This report was prepared by E. H. Pechan and Associates for the
U.S. Environmental Protection Agency, Office of Policy, Planning,
and Evaluation. For further information, please contact Bob Noland
Analysis of the Effects of Eliminating the National
Speed Limit on NOx Emissions
Highway vehicles contribute approximately one third of the oxides of
nitrogen (NOx) emissions released to the atmosphere in the United States
annually (EPA, 1994). Since highway vehicles contribute such a large
percentage of NOx emissions, proposed modifications in the National
Highway System bill are examined in this analysis to determine their
effect on this important source category. Specifically, the U.S. Senate
has recently proposed to abolish the national maximum speed limit. Such
a policy modification may have a significant impact on the magnitude of
NOx emissions from motor vehicles. Motor vehicle NOx emissions result
from combustion processes and tend to increase with increasing speeds
above 48 miles per hour (mph) (Pechan, 1992). This analysis examines
the potential consequences of the proposed Senate changes to the
National Highway System bill on highway vehicle NOx emission levels. The
Senate recently voted to repeal the national maximum speed limit on
federally financed highways. The national maximum speed limit rule
currently restricts vehicle speed limits to 65 mph on rural freeways,
and 55 mph for all other corridors. The Senate proposal to repeal the
national speed limit passed on June 19, 1995 with the stipulation that
federal speed limits still apply to commercial vehicles such as trucks
and buses. If the bill passes through the House of Representatives,
States would have the authority to determine the maximum allowable speed
limits for automobiles within their State boundaries. Trucks and buses

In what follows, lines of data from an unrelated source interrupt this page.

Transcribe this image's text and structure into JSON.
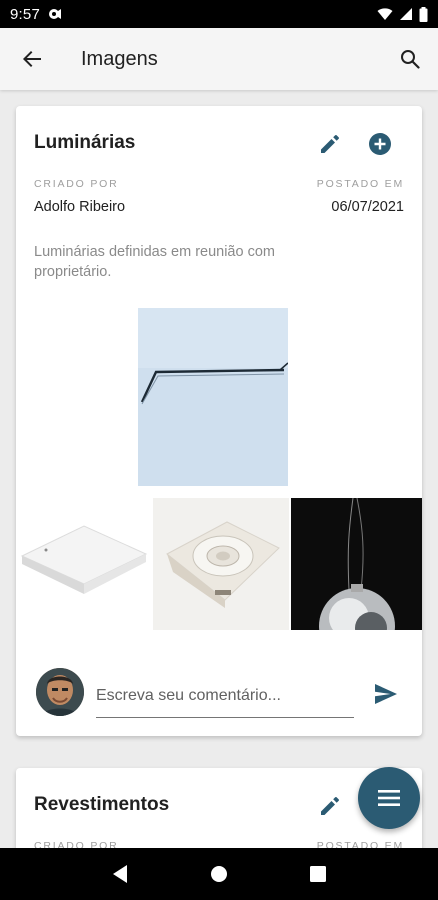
{
  "status_bar": {
    "time": "9:57"
  },
  "app_bar": {
    "title": "Imagens"
  },
  "posts": [
    {
      "title": "Luminárias",
      "created_by_label": "CRIADO POR",
      "created_by": "Adolfo Ribeiro",
      "posted_on_label": "POSTADO EM",
      "posted_on": "06/07/2021",
      "description": "Luminárias definidas em reunião com proprietário.",
      "comment_placeholder": "Escreva seu comentário..."
    },
    {
      "title": "Revestimentos",
      "created_by_label": "CRIADO POR",
      "posted_on_label": "POSTADO EM"
    }
  ],
  "colors": {
    "accent": "#2b5b73",
    "app_bar_bg": "#f5f5f5",
    "page_bg": "#ececec"
  },
  "icons": {
    "back": "arrow-back-icon",
    "search": "search-icon",
    "edit": "pencil-icon",
    "add": "add-circle-icon",
    "send": "send-icon",
    "fab": "menu-icon"
  }
}
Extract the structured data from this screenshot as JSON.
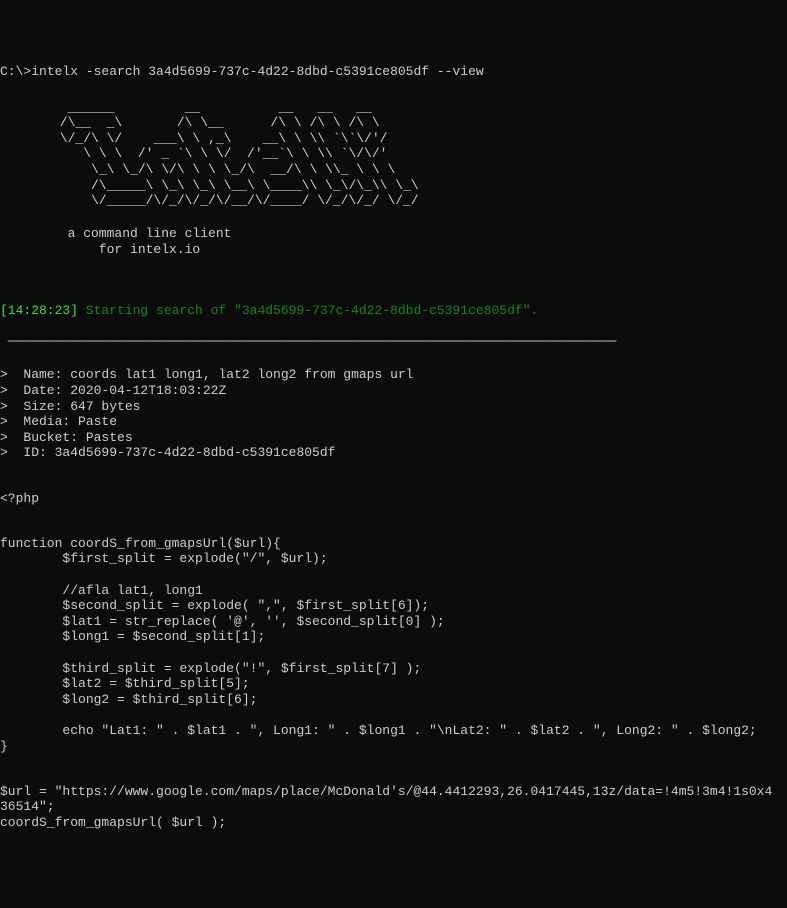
{
  "prompt": {
    "path": "C:\\>",
    "command": "intelx -search 3a4d5699-737c-4d22-8dbd-c5391ce805df --view"
  },
  "ascii_art": "  ______         __          __   __   __\n /\\__  _\\       /\\ \\__      /\\ \\ /\\ \\ /\\ \\\n \\/_/\\ \\/    ___\\ \\ ,_\\    __\\ \\ \\\\ `\\`\\/'/\n    \\ \\ \\  /' _ `\\ \\ \\/  /'__`\\ \\ \\\\ `\\/\\/'\n     \\_\\ \\_/\\ \\/\\ \\ \\ \\_/\\  __/\\ \\ \\\\_ \\ \\ \\\n     /\\_____\\ \\_\\ \\_\\ \\__\\ \\____\\\\ \\_\\/\\_\\\\ \\_\\\n     \\/_____/\\/_/\\/_/\\/__/\\/____/ \\/_/\\/_/ \\/_/",
  "tagline": {
    "line1": "  a command line client",
    "line2": "      for intelx.io"
  },
  "status": {
    "timestamp": "[14:28:23]",
    "text": " Starting search of \"3a4d5699-737c-4d22-8dbd-c5391ce805df\"."
  },
  "separator_line": " ──────────────────────────────────────────────────────────────────────────────",
  "meta": {
    "name": {
      "label": ">  Name: ",
      "value": "coords lat1 long1, lat2 long2 from gmaps url"
    },
    "date": {
      "label": ">  Date: ",
      "value": "2020-04-12T18:03:22Z"
    },
    "size": {
      "label": ">  Size: ",
      "value": "647 bytes"
    },
    "media": {
      "label": ">  Media: ",
      "value": "Paste"
    },
    "bucket": {
      "label": ">  Bucket: ",
      "value": "Pastes"
    },
    "id": {
      "label": ">  ID: ",
      "value": "3a4d5699-737c-4d22-8dbd-c5391ce805df"
    }
  },
  "code": {
    "line1": "<?php",
    "block1": "function coordS_from_gmapsUrl($url){\n        $first_split = explode(\"/\", $url);\n\n        //afla lat1, long1\n        $second_split = explode( \",\", $first_split[6]);\n        $lat1 = str_replace( '@', '', $second_split[0] );\n        $long1 = $second_split[1];\n\n        $third_split = explode(\"!\", $first_split[7] );\n        $lat2 = $third_split[5];\n        $long2 = $third_split[6];\n\n        echo \"Lat1: \" . $lat1 . \", Long1: \" . $long1 . \"\\nLat2: \" . $lat2 . \", Long2: \" . $long2;\n}",
    "block2": "$url = \"https://www.google.com/maps/place/McDonald's/@44.4412293,26.0417445,13z/data=!4m5!3m4!1s0x4\n36514\";\ncoordS_from_gmapsUrl( $url );"
  }
}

would still be subject to the 55 mph urban and 65 mph rural limits. The
national maximum speed limit was established in 1974; it restricted
speed limits to 55 mph. The impetus for this regulation was to conserve
fuel during the 1973 oil embargo and subsequent energy crisis. Prior to
the national limit, States determined speed limits for all corridors
within their jurisdictions. Table 1 presents the speed limits
maintained by States in January 1973, prior to implementation of the
national maximum speed limit. Also presented in Table 1 are current
speed limits for automobiles and trucks, by State. In 1987, the maximum
speed limit on rural freeways was increased to 65 mph. Rural freeways
are defined as freeways located in designated "rural" areas,
with a population less than 50,000. Freeways are "controlled
access facilities" which means that access is by ramp only and
freeways are divided highways which usually consist of four lanes. The
likely effect of the recent Senate proposal abolishing the national
speed limit will be increases in rural freeway speed limits for
automobiles. Since most States adhered to the 55 mph speed limit in
urban areas before the national maximum speed limit was established,
changes in speed limits around metropolitan areas are expected to be
minimal (FHWA, 1995). As shown in Table 1, speed limits on rural
freeways before the national maximum limit of 65 mph did not exceed 75
mph, with the exception of Montana and Nevada -- which did not establish
maximum limits. Most maximum speed limits for rural corridors ranged
between 65 and 75 mph with the majority of States setting rural speed
limits of 70 mph.
This analysis assumes that States are most likely to raise the maximum
speed limits on their rural freeways to limits established prior to the
national maximum speed limit and retain the 55 mph limit in urban areas.